Although the entries contain pictures, only their text goes into the copy, set down exactly.

(Beginning of Source records)

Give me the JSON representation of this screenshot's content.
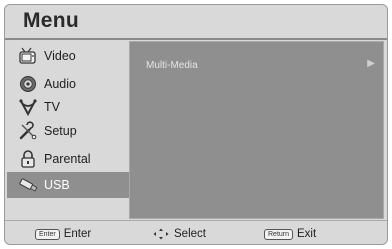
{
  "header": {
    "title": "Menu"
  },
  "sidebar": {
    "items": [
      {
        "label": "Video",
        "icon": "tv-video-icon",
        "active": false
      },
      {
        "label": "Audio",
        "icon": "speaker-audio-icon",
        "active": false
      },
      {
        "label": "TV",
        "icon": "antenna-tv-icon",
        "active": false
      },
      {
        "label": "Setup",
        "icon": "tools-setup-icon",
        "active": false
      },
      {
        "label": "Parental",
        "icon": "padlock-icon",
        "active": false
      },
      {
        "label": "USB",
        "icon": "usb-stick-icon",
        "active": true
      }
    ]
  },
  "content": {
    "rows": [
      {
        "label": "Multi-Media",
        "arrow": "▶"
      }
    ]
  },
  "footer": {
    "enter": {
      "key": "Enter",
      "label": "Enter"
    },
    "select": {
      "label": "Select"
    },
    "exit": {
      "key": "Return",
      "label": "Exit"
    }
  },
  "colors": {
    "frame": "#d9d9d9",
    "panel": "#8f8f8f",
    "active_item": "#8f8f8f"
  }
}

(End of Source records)

Task solution =>
Give me the JSON representation of this screenshot's content.
{
  "header": {
    "title": "Menu"
  },
  "sidebar": {
    "items": [
      {
        "label": "Video",
        "icon": "tv-video-icon",
        "active": false
      },
      {
        "label": "Audio",
        "icon": "speaker-audio-icon",
        "active": false
      },
      {
        "label": "TV",
        "icon": "antenna-tv-icon",
        "active": false
      },
      {
        "label": "Setup",
        "icon": "tools-setup-icon",
        "active": false
      },
      {
        "label": "Parental",
        "icon": "padlock-icon",
        "active": false
      },
      {
        "label": "USB",
        "icon": "usb-stick-icon",
        "active": true
      }
    ]
  },
  "content": {
    "rows": [
      {
        "label": "Multi-Media",
        "arrow": "▶"
      }
    ]
  },
  "footer": {
    "enter": {
      "key": "Enter",
      "label": "Enter"
    },
    "select": {
      "label": "Select"
    },
    "exit": {
      "key": "Return",
      "label": "Exit"
    }
  },
  "colors": {
    "frame": "#d9d9d9",
    "panel": "#8f8f8f",
    "active_item": "#8f8f8f"
  }
}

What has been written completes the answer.